+++ Data extract +++

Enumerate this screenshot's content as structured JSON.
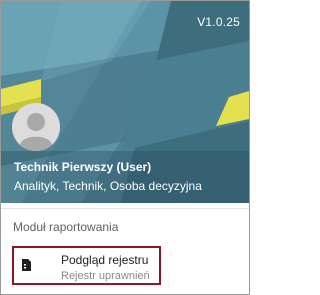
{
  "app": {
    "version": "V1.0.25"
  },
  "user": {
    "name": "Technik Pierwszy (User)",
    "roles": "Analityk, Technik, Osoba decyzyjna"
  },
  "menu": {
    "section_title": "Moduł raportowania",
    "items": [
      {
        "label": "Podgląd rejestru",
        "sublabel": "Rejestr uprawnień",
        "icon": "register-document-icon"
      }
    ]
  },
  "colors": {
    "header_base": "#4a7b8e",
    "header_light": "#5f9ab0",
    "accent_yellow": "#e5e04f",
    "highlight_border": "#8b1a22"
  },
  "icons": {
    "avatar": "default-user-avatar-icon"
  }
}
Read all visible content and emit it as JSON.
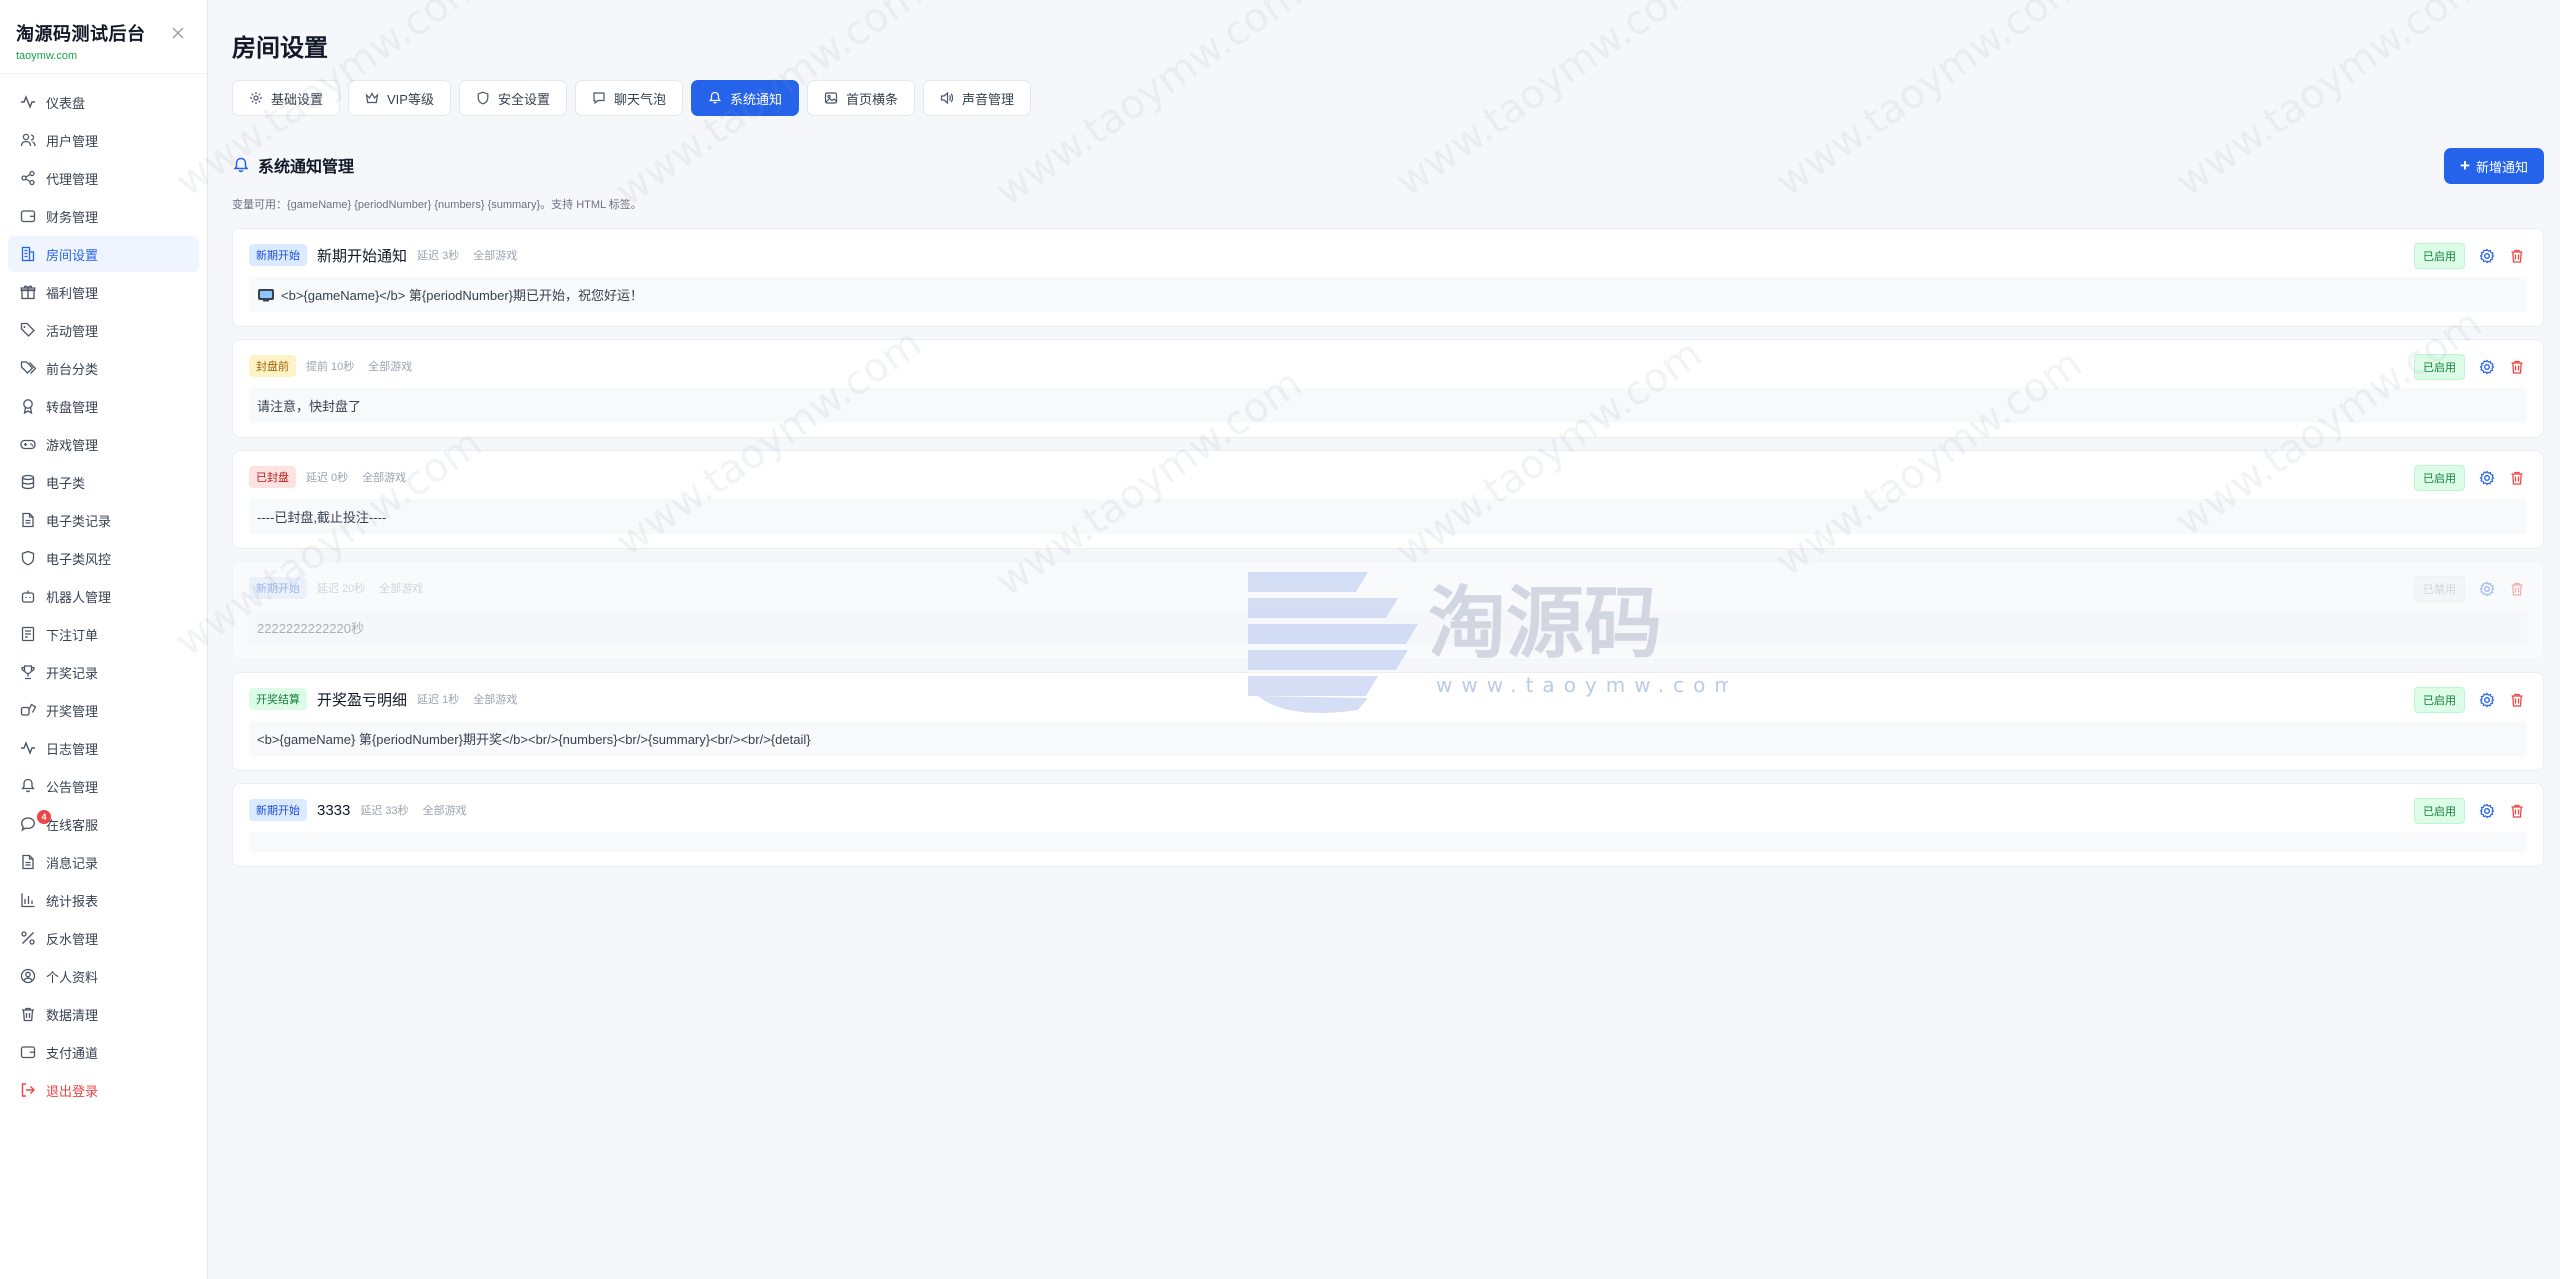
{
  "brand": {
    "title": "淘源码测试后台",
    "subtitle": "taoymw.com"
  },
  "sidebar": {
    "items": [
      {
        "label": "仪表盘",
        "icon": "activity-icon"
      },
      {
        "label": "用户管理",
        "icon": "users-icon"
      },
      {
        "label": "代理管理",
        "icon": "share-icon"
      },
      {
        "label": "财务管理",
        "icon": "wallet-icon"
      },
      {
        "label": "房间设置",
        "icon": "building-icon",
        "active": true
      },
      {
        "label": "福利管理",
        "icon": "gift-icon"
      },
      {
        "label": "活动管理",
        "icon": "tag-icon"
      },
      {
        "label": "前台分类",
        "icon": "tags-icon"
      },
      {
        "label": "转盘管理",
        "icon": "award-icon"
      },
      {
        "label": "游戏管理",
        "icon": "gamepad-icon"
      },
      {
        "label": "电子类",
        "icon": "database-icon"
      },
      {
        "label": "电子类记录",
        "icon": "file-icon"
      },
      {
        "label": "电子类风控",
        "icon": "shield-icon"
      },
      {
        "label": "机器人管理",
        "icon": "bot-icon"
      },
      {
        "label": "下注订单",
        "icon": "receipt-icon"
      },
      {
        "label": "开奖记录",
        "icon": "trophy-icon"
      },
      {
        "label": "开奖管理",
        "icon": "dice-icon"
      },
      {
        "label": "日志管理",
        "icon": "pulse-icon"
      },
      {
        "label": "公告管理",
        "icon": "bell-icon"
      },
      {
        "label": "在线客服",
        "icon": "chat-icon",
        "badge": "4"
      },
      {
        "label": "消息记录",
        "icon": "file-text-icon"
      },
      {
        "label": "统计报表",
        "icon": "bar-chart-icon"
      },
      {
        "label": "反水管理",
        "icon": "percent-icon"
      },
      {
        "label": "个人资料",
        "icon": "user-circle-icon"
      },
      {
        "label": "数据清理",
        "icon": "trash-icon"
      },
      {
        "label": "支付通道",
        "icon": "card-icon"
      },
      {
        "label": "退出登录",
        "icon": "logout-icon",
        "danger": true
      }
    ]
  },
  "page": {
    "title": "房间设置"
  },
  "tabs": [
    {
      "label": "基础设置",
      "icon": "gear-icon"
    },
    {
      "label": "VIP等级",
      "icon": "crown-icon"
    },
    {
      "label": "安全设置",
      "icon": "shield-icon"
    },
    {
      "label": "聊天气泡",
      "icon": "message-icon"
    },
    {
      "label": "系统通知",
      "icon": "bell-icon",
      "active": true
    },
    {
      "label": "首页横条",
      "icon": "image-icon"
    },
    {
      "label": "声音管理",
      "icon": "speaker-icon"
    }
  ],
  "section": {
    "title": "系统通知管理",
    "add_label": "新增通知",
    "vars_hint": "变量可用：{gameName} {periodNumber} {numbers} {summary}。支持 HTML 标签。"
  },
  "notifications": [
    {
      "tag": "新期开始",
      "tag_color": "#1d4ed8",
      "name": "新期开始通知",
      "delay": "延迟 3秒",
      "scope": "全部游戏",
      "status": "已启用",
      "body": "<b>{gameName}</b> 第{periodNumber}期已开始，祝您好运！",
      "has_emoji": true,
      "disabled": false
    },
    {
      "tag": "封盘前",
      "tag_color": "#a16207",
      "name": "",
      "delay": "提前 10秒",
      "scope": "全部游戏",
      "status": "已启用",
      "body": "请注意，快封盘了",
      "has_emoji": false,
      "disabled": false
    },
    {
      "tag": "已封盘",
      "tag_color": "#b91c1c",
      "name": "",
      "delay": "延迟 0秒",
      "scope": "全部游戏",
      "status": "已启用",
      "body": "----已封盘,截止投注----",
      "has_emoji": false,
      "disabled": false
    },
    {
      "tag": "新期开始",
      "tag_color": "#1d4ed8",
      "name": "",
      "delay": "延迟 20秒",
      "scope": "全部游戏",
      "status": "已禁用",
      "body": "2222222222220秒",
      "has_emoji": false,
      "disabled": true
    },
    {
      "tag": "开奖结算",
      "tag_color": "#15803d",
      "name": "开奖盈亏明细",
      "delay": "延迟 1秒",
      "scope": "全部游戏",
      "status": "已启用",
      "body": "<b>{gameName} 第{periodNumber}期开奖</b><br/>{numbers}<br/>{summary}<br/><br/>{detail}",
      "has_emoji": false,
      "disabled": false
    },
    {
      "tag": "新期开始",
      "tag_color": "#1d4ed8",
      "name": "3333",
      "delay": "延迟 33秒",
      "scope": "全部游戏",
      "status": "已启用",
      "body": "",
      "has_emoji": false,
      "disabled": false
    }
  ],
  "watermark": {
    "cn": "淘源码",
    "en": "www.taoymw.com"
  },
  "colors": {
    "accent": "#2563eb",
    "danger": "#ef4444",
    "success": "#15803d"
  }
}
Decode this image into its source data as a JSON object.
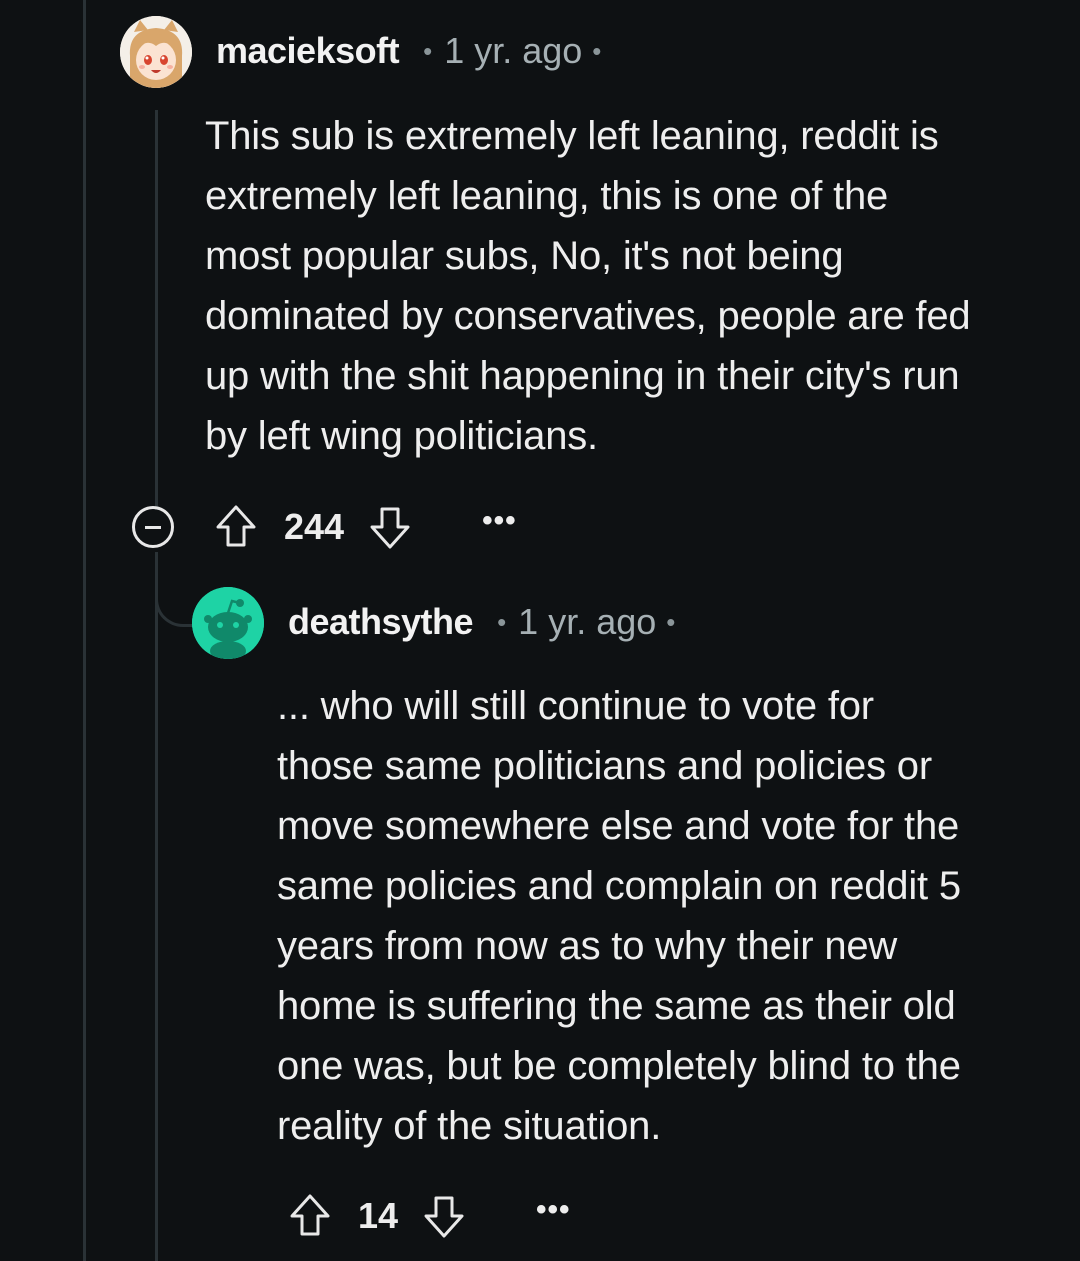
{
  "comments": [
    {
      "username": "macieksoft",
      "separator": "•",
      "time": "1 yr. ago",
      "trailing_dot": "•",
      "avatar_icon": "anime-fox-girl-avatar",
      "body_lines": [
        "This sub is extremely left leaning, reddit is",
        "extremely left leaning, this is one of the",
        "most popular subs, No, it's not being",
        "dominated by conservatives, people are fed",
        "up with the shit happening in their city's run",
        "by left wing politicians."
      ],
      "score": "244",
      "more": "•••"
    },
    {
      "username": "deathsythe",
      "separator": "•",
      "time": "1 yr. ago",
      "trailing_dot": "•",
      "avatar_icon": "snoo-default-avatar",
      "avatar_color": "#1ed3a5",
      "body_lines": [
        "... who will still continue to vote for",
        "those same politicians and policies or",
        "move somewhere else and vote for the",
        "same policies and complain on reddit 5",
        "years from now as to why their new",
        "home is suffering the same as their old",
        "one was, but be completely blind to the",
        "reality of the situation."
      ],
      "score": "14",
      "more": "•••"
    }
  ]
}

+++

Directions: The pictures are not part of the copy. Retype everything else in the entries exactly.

Exercise output:
Enumerate this screenshot's content as structured JSON.
{
  "app": {
    "version": "V1.0.25"
  },
  "user": {
    "name": "Technik Pierwszy (User)",
    "roles": "Analityk, Technik, Osoba decyzyjna"
  },
  "menu": {
    "section_title": "Moduł raportowania",
    "items": [
      {
        "label": "Podgląd rejestru",
        "sublabel": "Rejestr uprawnień",
        "icon": "register-document-icon"
      }
    ]
  },
  "colors": {
    "header_base": "#4a7b8e",
    "header_light": "#5f9ab0",
    "accent_yellow": "#e5e04f",
    "highlight_border": "#8b1a22"
  },
  "icons": {
    "avatar": "default-user-avatar-icon"
  }
}
Read all visible content and emit it as JSON.
{
  "brand": {
    "title": "淘源码测试后台",
    "subtitle": "taoymw.com"
  },
  "sidebar": {
    "items": [
      {
        "label": "仪表盘",
        "icon": "activity-icon"
      },
      {
        "label": "用户管理",
        "icon": "users-icon"
      },
      {
        "label": "代理管理",
        "icon": "share-icon"
      },
      {
        "label": "财务管理",
        "icon": "wallet-icon"
      },
      {
        "label": "房间设置",
        "icon": "building-icon",
        "active": true
      },
      {
        "label": "福利管理",
        "icon": "gift-icon"
      },
      {
        "label": "活动管理",
        "icon": "tag-icon"
      },
      {
        "label": "前台分类",
        "icon": "tags-icon"
      },
      {
        "label": "转盘管理",
        "icon": "award-icon"
      },
      {
        "label": "游戏管理",
        "icon": "gamepad-icon"
      },
      {
        "label": "电子类",
        "icon": "database-icon"
      },
      {
        "label": "电子类记录",
        "icon": "file-icon"
      },
      {
        "label": "电子类风控",
        "icon": "shield-icon"
      },
      {
        "label": "机器人管理",
        "icon": "bot-icon"
      },
      {
        "label": "下注订单",
        "icon": "receipt-icon"
      },
      {
        "label": "开奖记录",
        "icon": "trophy-icon"
      },
      {
        "label": "开奖管理",
        "icon": "dice-icon"
      },
      {
        "label": "日志管理",
        "icon": "pulse-icon"
      },
      {
        "label": "公告管理",
        "icon": "bell-icon"
      },
      {
        "label": "在线客服",
        "icon": "chat-icon",
        "badge": "4"
      },
      {
        "label": "消息记录",
        "icon": "file-text-icon"
      },
      {
        "label": "统计报表",
        "icon": "bar-chart-icon"
      },
      {
        "label": "反水管理",
        "icon": "percent-icon"
      },
      {
        "label": "个人资料",
        "icon": "user-circle-icon"
      },
      {
        "label": "数据清理",
        "icon": "trash-icon"
      },
      {
        "label": "支付通道",
        "icon": "card-icon"
      },
      {
        "label": "退出登录",
        "icon": "logout-icon",
        "danger": true
      }
    ]
  },
  "page": {
    "title": "房间设置"
  },
  "tabs": [
    {
      "label": "基础设置",
      "icon": "gear-icon"
    },
    {
      "label": "VIP等级",
      "icon": "crown-icon"
    },
    {
      "label": "安全设置",
      "icon": "shield-icon"
    },
    {
      "label": "聊天气泡",
      "icon": "message-icon"
    },
    {
      "label": "系统通知",
      "icon": "bell-icon",
      "active": true
    },
    {
      "label": "首页横条",
      "icon": "image-icon"
    },
    {
      "label": "声音管理",
      "icon": "speaker-icon"
    }
  ],
  "section": {
    "title": "系统通知管理",
    "add_label": "新增通知",
    "vars_hint": "变量可用：{gameName} {periodNumber} {numbers} {summary}。支持 HTML 标签。"
  },
  "notifications": [
    {
      "tag": "新期开始",
      "tag_color": "#1d4ed8",
      "name": "新期开始通知",
      "delay": "延迟 3秒",
      "scope": "全部游戏",
      "status": "已启用",
      "body": "<b>{gameName}</b> 第{periodNumber}期已开始，祝您好运！",
      "has_emoji": true,
      "disabled": false
    },
    {
      "tag": "封盘前",
      "tag_color": "#a16207",
      "name": "",
      "delay": "提前 10秒",
      "scope": "全部游戏",
      "status": "已启用",
      "body": "请注意，快封盘了",
      "has_emoji": false,
      "disabled": false
    },
    {
      "tag": "已封盘",
      "tag_color": "#b91c1c",
      "name": "",
      "delay": "延迟 0秒",
      "scope": "全部游戏",
      "status": "已启用",
      "body": "----已封盘,截止投注----",
      "has_emoji": false,
      "disabled": false
    },
    {
      "tag": "新期开始",
      "tag_color": "#1d4ed8",
      "name": "",
      "delay": "延迟 20秒",
      "scope": "全部游戏",
      "status": "已禁用",
      "body": "2222222222220秒",
      "has_emoji": false,
      "disabled": true
    },
    {
      "tag": "开奖结算",
      "tag_color": "#15803d",
      "name": "开奖盈亏明细",
      "delay": "延迟 1秒",
      "scope": "全部游戏",
      "status": "已启用",
      "body": "<b>{gameName} 第{periodNumber}期开奖</b><br/>{numbers}<br/>{summary}<br/><br/>{detail}",
      "has_emoji": false,
      "disabled": false
    },
    {
      "tag": "新期开始",
      "tag_color": "#1d4ed8",
      "name": "3333",
      "delay": "延迟 33秒",
      "scope": "全部游戏",
      "status": "已启用",
      "body": "",
      "has_emoji": false,
      "disabled": false
    }
  ],
  "watermark": {
    "cn": "淘源码",
    "en": "www.taoymw.com"
  },
  "colors": {
    "accent": "#2563eb",
    "danger": "#ef4444",
    "success": "#15803d"
  }
}
Decode this image into its source data as a JSON object.
{
  "comments": [
    {
      "username": "macieksoft",
      "separator": "•",
      "time": "1 yr. ago",
      "trailing_dot": "•",
      "avatar_icon": "anime-fox-girl-avatar",
      "body_lines": [
        "This sub is extremely left leaning, reddit is",
        "extremely left leaning, this is one of the",
        "most popular subs, No, it's not being",
        "dominated by conservatives, people are fed",
        "up with the shit happening in their city's run",
        "by left wing politicians."
      ],
      "score": "244",
      "more": "•••"
    },
    {
      "username": "deathsythe",
      "separator": "•",
      "time": "1 yr. ago",
      "trailing_dot": "•",
      "avatar_icon": "snoo-default-avatar",
      "avatar_color": "#1ed3a5",
      "body_lines": [
        "... who will still continue to vote for",
        "those same politicians and policies or",
        "move somewhere else and vote for the",
        "same policies and complain on reddit 5",
        "years from now as to why their new",
        "home is suffering the same as their old",
        "one was, but be completely blind to the",
        "reality of the situation."
      ],
      "score": "14",
      "more": "•••"
    }
  ]
}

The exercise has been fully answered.